It's like a mix of Quebec Gothic and prairie realism, but unfortunately it left me a bit cold in the end.

Thursday, August 27, 2020

Translation Thursday

It's Translation Thursday! Each Thursday this month I'm going to share the translation I'm currently reading plus a few more on my reading list. Here's today's list:

Currently Reading:

Confessions / Kanae Minato
trans. from the Japanese by Stephen Snyder

To Read:

Breasts and Eggs / Mieko Kawakami
trans. from the Japanese by Sam Bett & David Boyd

Strange Weather in Tokyo / Hiromi Kawakami
trans. from the Japanese by Allison Markin Powell

Tokyo Ueno Station / Yu Miri
trans. from the Japanese by Morgan Giles

Wednesday, August 26, 2020

Desire for Chocolate

Desire for Chocolate / Care Santos
trans. from the Catalan by Julie Wark
Richmond, Surrey, UK: Alma Books, 2015, c2014.
448 p.

I enjoyed this book, another told in three parts. I started it in July to prepare for the #WITMonth proceedings but I did find it slow going at first -- the first story was the least compelling for me, so I had to keep going and find my pace in the book. I did get there, and the next two parts were delightful. 

The book is loosely based around a chocolate pot, just big enough for three cups.The book begins with the chocolate pot being knocked off a table and broken into pieces, and Max trying to fix it, and we follow this fateful pot to its origins through the stories to come.  We are first introduced to it in a contemporary story of Barcelona, a love triangle of sorts featuring Sara, daughter of a chocolate making family, her husband Max and their friend (and Sara's sometime lover) Oriol -- they met in a chocolatier class as young people. It's told in the third person and is very modern and edgy. I wasn't taken with this story, and the affairs, and the sexual content, and the fixations of the various characters, so I did nearly put this down shortly after starting. But there was enough promise that I picked it up again and kept reading. 

The second section goes back to the 19th C. where we meet Aurora, daughter of a maidservant who has a very unexpected life ahead of her. When her mistress runs off with another man, Aurora is cast out of the house under suspicion of aiding her -- untrue, and in her anger, Aurora takes with her the chocolate pot that she'd had to prepare for that feckless mistress each morning (and was fond of scooping the dregs out for herself later.) She guiltily tries to return it for years but no luck. Her new position is as housemaid to an eccentric doctor, and over the years they develop their own charming relationship, intellectual and emotional as well. I liked this story; interestingly, it's told in the second person, a hard thing to do, but it mostly works here. 

And then the finale of the book takes us back to 17th C. Barcelona where Mariana, the wife of a famous chocolate manufacturer and official purveyor to the French court, is struggling to keep her business going in her husband's absence (pretty final absence though she is hiding that). A French delegation has come to Barcelona to find out the secret of the new chocolate mill that she has invented, carrying with them the gift of a chocolate pot made by a French princess. One of the delegates falls in love with Mariana despite himself, and this is the romance we follow. And of course, it's told in the first person. This story was swashbuckling, colourful, engaging, and lots of fun. It finishes with the moment of creation of our trusty chocolate pot, an object that now holds much more interest for the reader.

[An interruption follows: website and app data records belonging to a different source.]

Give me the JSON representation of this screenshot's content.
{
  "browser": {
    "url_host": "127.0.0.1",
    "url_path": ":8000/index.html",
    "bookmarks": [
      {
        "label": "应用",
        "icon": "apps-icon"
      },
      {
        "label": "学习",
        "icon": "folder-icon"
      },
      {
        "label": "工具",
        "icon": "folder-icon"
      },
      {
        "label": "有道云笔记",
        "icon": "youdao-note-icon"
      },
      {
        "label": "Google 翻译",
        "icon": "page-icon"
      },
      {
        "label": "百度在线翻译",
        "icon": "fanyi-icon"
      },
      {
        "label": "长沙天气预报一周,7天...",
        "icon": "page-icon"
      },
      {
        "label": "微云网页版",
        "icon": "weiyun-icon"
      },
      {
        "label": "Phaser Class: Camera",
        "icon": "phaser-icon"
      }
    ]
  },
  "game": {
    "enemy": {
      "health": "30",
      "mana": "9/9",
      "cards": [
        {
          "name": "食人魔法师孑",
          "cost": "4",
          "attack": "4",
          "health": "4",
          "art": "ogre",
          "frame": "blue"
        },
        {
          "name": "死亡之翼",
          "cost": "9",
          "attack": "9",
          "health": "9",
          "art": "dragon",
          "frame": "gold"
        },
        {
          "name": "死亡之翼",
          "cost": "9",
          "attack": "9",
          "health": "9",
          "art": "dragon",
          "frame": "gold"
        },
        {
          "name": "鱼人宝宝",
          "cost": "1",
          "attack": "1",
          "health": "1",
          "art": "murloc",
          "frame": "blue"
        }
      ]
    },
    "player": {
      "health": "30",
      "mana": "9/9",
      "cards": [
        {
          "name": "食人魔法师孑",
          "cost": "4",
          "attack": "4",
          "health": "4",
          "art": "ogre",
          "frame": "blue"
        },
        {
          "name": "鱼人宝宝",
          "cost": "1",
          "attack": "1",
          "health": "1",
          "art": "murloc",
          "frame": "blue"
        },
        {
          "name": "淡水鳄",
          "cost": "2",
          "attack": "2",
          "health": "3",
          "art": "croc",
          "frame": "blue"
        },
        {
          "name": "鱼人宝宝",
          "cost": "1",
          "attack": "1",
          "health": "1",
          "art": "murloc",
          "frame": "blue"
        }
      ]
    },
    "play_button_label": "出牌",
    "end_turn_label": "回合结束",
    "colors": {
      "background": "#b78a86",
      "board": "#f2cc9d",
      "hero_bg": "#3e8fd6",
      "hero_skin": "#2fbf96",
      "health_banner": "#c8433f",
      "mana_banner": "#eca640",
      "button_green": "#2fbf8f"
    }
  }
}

It was a risky choice to write this book in reverse chronology. The further back it went, the more interesting it got -- but I nearly didn't get there because the opening did not draw me in in the same way at all. I admired the concept though, and the decision to change the narrative perspective, too. Once I got into it, I enjoyed this book a lot, especially the second and third stories, and loved the overall arc of the narrative following an object. I did find that I had a craving for hot chocolate even in the heat wave that was occurring while I was reading this though, so beware!

I do recommend it, as it is clever, with lots of great detail, and a good concept. You might also like one story more than the others, but do give them all a chance, and you'll find they work together neatly.